*What is needed*
Only the words of the entries are wanted, repeated exactly and without images.
==== Records shown ====
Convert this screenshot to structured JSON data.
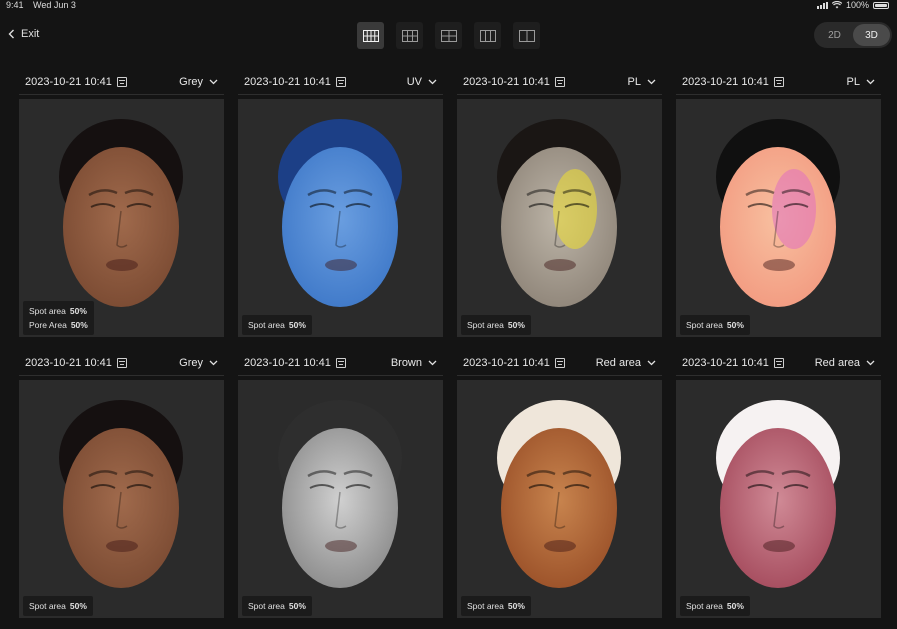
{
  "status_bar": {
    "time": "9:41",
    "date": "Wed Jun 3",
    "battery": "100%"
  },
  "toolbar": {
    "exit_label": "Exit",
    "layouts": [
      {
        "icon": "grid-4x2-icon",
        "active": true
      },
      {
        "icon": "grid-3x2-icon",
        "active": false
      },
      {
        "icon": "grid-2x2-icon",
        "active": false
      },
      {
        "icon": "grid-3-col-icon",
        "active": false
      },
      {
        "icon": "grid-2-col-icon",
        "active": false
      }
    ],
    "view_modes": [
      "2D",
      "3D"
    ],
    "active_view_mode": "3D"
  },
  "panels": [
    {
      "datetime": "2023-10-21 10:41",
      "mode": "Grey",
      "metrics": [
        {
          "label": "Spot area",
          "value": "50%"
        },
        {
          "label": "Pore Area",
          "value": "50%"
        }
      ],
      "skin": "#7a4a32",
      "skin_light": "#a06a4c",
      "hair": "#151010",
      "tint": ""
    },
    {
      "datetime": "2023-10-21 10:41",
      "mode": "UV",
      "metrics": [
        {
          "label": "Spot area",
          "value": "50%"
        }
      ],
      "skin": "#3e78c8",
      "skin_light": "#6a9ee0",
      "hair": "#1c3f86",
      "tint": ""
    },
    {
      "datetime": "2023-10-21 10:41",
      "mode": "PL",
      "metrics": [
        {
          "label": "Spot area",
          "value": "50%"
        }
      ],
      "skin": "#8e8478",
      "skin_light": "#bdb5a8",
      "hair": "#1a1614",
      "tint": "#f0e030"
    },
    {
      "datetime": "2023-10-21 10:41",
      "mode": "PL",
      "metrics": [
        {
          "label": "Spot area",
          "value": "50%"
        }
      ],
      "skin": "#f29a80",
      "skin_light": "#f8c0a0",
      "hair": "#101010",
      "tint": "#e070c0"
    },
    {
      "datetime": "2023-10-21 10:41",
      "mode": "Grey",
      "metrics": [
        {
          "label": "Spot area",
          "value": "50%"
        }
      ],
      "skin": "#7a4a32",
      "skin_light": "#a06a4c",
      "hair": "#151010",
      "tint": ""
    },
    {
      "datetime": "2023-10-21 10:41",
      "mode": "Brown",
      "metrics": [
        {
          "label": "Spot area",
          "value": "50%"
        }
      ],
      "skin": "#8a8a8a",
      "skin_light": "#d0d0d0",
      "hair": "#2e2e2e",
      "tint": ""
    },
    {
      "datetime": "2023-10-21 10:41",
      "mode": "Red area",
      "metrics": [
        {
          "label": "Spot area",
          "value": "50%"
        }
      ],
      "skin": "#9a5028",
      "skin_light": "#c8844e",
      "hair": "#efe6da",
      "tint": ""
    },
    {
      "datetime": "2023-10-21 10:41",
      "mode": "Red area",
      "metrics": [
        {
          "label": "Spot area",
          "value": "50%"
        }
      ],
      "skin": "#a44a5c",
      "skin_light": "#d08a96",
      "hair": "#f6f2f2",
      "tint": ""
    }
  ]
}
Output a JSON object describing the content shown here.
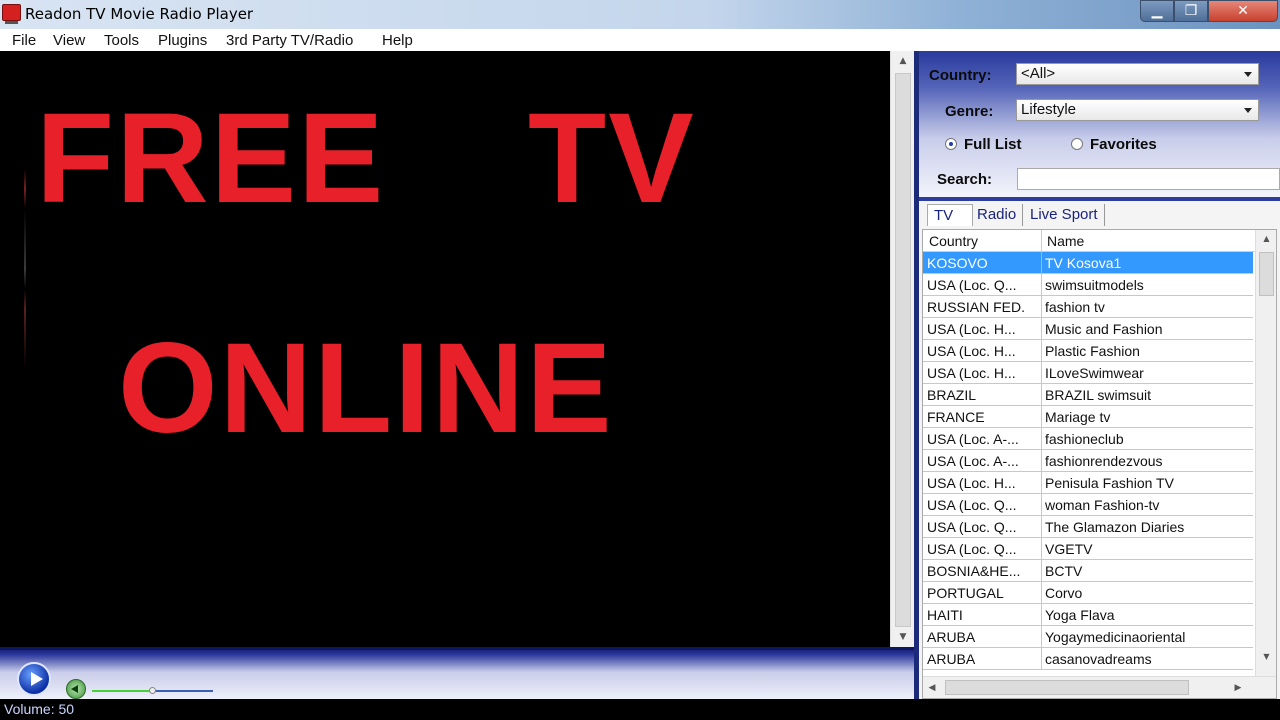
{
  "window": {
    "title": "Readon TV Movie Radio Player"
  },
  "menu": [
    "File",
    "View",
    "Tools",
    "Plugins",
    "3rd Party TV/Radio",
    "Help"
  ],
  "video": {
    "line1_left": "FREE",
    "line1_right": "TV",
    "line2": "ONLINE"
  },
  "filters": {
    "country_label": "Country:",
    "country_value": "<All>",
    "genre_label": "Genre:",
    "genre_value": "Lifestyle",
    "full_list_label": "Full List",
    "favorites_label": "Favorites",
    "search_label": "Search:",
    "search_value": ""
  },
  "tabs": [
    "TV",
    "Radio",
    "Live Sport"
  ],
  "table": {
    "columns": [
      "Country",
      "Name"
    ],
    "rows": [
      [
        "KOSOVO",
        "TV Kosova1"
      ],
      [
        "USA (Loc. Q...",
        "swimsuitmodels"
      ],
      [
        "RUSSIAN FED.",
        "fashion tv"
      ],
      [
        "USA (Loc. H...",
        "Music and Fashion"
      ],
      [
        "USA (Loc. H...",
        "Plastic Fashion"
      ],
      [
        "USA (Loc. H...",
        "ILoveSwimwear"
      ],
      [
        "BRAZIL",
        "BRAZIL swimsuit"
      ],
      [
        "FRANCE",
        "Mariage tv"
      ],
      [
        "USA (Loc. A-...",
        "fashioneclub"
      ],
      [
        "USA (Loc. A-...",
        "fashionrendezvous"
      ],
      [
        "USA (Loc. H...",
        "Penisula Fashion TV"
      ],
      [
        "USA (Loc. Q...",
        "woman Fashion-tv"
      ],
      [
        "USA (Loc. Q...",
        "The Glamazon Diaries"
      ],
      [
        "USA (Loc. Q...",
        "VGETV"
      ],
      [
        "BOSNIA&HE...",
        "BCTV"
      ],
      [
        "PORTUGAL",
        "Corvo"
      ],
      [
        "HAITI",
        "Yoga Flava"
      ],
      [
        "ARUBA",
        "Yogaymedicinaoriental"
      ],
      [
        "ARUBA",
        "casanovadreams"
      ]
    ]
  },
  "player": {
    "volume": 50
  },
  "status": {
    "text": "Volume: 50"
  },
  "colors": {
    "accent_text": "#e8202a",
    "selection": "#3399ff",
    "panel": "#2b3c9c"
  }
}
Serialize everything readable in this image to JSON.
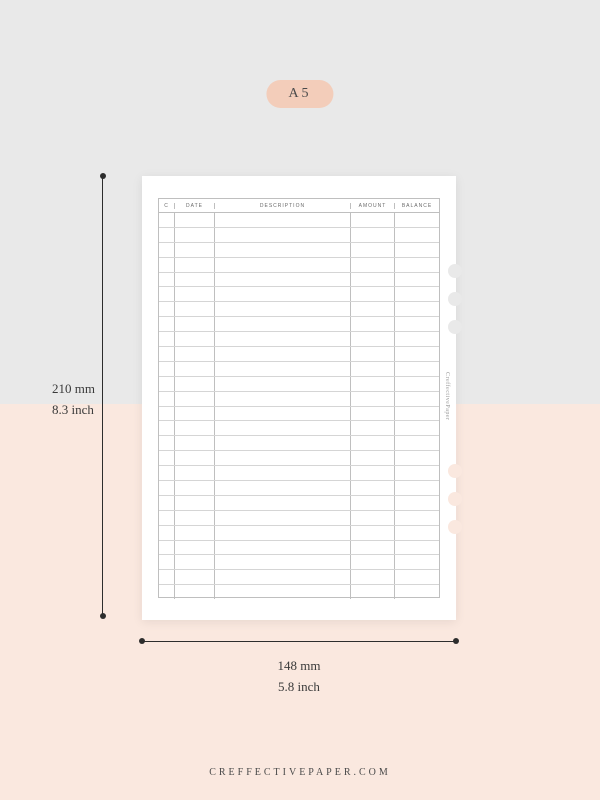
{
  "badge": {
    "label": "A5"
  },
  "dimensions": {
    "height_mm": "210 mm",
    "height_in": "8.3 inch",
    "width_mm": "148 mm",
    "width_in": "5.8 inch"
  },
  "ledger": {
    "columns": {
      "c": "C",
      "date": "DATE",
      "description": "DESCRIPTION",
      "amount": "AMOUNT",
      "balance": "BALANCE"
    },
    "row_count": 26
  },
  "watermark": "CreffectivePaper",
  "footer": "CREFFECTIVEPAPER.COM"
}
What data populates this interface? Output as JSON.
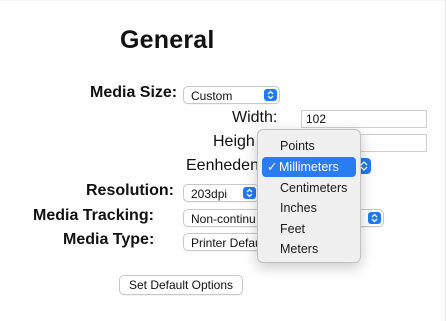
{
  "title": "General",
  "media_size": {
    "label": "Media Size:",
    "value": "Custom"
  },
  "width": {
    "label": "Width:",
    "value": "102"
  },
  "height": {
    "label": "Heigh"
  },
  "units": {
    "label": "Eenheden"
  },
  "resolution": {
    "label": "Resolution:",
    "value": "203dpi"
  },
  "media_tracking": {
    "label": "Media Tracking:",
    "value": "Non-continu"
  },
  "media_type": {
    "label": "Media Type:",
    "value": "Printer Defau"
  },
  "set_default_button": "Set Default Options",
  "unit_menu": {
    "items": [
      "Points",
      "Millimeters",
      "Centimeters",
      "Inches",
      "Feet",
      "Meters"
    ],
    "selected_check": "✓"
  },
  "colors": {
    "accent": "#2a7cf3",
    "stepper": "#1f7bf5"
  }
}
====
*Response area*
Convert this screenshot to structured JSON data.
{
  "status_bar": {
    "time": "9:41",
    "date": "Wed Jun 3",
    "battery": "100%"
  },
  "toolbar": {
    "exit_label": "Exit",
    "layouts": [
      {
        "icon": "grid-4x2-icon",
        "active": true
      },
      {
        "icon": "grid-3x2-icon",
        "active": false
      },
      {
        "icon": "grid-2x2-icon",
        "active": false
      },
      {
        "icon": "grid-3-col-icon",
        "active": false
      },
      {
        "icon": "grid-2-col-icon",
        "active": false
      }
    ],
    "view_modes": [
      "2D",
      "3D"
    ],
    "active_view_mode": "3D"
  },
  "panels": [
    {
      "datetime": "2023-10-21 10:41",
      "mode": "Grey",
      "metrics": [
        {
          "label": "Spot area",
          "value": "50%"
        },
        {
          "label": "Pore Area",
          "value": "50%"
        }
      ],
      "skin": "#7a4a32",
      "skin_light": "#a06a4c",
      "hair": "#151010",
      "tint": ""
    },
    {
      "datetime": "2023-10-21 10:41",
      "mode": "UV",
      "metrics": [
        {
          "label": "Spot area",
          "value": "50%"
        }
      ],
      "skin": "#3e78c8",
      "skin_light": "#6a9ee0",
      "hair": "#1c3f86",
      "tint": ""
    },
    {
      "datetime": "2023-10-21 10:41",
      "mode": "PL",
      "metrics": [
        {
          "label": "Spot area",
          "value": "50%"
        }
      ],
      "skin": "#8e8478",
      "skin_light": "#bdb5a8",
      "hair": "#1a1614",
      "tint": "#f0e030"
    },
    {
      "datetime": "2023-10-21 10:41",
      "mode": "PL",
      "metrics": [
        {
          "label": "Spot area",
          "value": "50%"
        }
      ],
      "skin": "#f29a80",
      "skin_light": "#f8c0a0",
      "hair": "#101010",
      "tint": "#e070c0"
    },
    {
      "datetime": "2023-10-21 10:41",
      "mode": "Grey",
      "metrics": [
        {
          "label": "Spot area",
          "value": "50%"
        }
      ],
      "skin": "#7a4a32",
      "skin_light": "#a06a4c",
      "hair": "#151010",
      "tint": ""
    },
    {
      "datetime": "2023-10-21 10:41",
      "mode": "Brown",
      "metrics": [
        {
          "label": "Spot area",
          "value": "50%"
        }
      ],
      "skin": "#8a8a8a",
      "skin_light": "#d0d0d0",
      "hair": "#2e2e2e",
      "tint": ""
    },
    {
      "datetime": "2023-10-21 10:41",
      "mode": "Red area",
      "metrics": [
        {
          "label": "Spot area",
          "value": "50%"
        }
      ],
      "skin": "#9a5028",
      "skin_light": "#c8844e",
      "hair": "#efe6da",
      "tint": ""
    },
    {
      "datetime": "2023-10-21 10:41",
      "mode": "Red area",
      "metrics": [
        {
          "label": "Spot area",
          "value": "50%"
        }
      ],
      "skin": "#a44a5c",
      "skin_light": "#d08a96",
      "hair": "#f6f2f2",
      "tint": ""
    }
  ]
}
Output a JSON object describing the content shown here.
{
  "window": {
    "title": "Readon TV Movie Radio Player"
  },
  "menu": [
    "File",
    "View",
    "Tools",
    "Plugins",
    "3rd Party TV/Radio",
    "Help"
  ],
  "video": {
    "line1_left": "FREE",
    "line1_right": "TV",
    "line2": "ONLINE"
  },
  "filters": {
    "country_label": "Country:",
    "country_value": "<All>",
    "genre_label": "Genre:",
    "genre_value": "Lifestyle",
    "full_list_label": "Full List",
    "favorites_label": "Favorites",
    "search_label": "Search:",
    "search_value": ""
  },
  "tabs": [
    "TV",
    "Radio",
    "Live Sport"
  ],
  "table": {
    "columns": [
      "Country",
      "Name"
    ],
    "rows": [
      [
        "KOSOVO",
        "TV Kosova1"
      ],
      [
        "USA (Loc. Q...",
        "swimsuitmodels"
      ],
      [
        "RUSSIAN FED.",
        "fashion tv"
      ],
      [
        "USA (Loc. H...",
        "Music and Fashion"
      ],
      [
        "USA (Loc. H...",
        "Plastic Fashion"
      ],
      [
        "USA (Loc. H...",
        "ILoveSwimwear"
      ],
      [
        "BRAZIL",
        "BRAZIL swimsuit"
      ],
      [
        "FRANCE",
        "Mariage tv"
      ],
      [
        "USA (Loc. A-...",
        "fashioneclub"
      ],
      [
        "USA (Loc. A-...",
        "fashionrendezvous"
      ],
      [
        "USA (Loc. H...",
        "Penisula Fashion TV"
      ],
      [
        "USA (Loc. Q...",
        "woman Fashion-tv"
      ],
      [
        "USA (Loc. Q...",
        "The Glamazon Diaries"
      ],
      [
        "USA (Loc. Q...",
        "VGETV"
      ],
      [
        "BOSNIA&HE...",
        "BCTV"
      ],
      [
        "PORTUGAL",
        "Corvo"
      ],
      [
        "HAITI",
        "Yoga Flava"
      ],
      [
        "ARUBA",
        "Yogaymedicinaoriental"
      ],
      [
        "ARUBA",
        "casanovadreams"
      ]
    ]
  },
  "player": {
    "volume": 50
  },
  "status": {
    "text": "Volume: 50"
  },
  "colors": {
    "accent_text": "#e8202a",
    "selection": "#3399ff",
    "panel": "#2b3c9c"
  }
}
Serialize everything readable in this image to JSON.
{
  "badge": {
    "label": "A5"
  },
  "dimensions": {
    "height_mm": "210 mm",
    "height_in": "8.3 inch",
    "width_mm": "148 mm",
    "width_in": "5.8 inch"
  },
  "ledger": {
    "columns": {
      "c": "C",
      "date": "DATE",
      "description": "DESCRIPTION",
      "amount": "AMOUNT",
      "balance": "BALANCE"
    },
    "row_count": 26
  },
  "watermark": "CreffectivePaper",
  "footer": "CREFFECTIVEPAPER.COM"
}
What data populates this interface? Output as JSON.
{
  "title": "General",
  "media_size": {
    "label": "Media Size:",
    "value": "Custom"
  },
  "width": {
    "label": "Width:",
    "value": "102"
  },
  "height": {
    "label": "Heigh"
  },
  "units": {
    "label": "Eenheden"
  },
  "resolution": {
    "label": "Resolution:",
    "value": "203dpi"
  },
  "media_tracking": {
    "label": "Media Tracking:",
    "value": "Non-continu"
  },
  "media_type": {
    "label": "Media Type:",
    "value": "Printer Defau"
  },
  "set_default_button": "Set Default Options",
  "unit_menu": {
    "items": [
      "Points",
      "Millimeters",
      "Centimeters",
      "Inches",
      "Feet",
      "Meters"
    ],
    "selected_check": "✓"
  },
  "colors": {
    "accent": "#2a7cf3",
    "stepper": "#1f7bf5"
  }
}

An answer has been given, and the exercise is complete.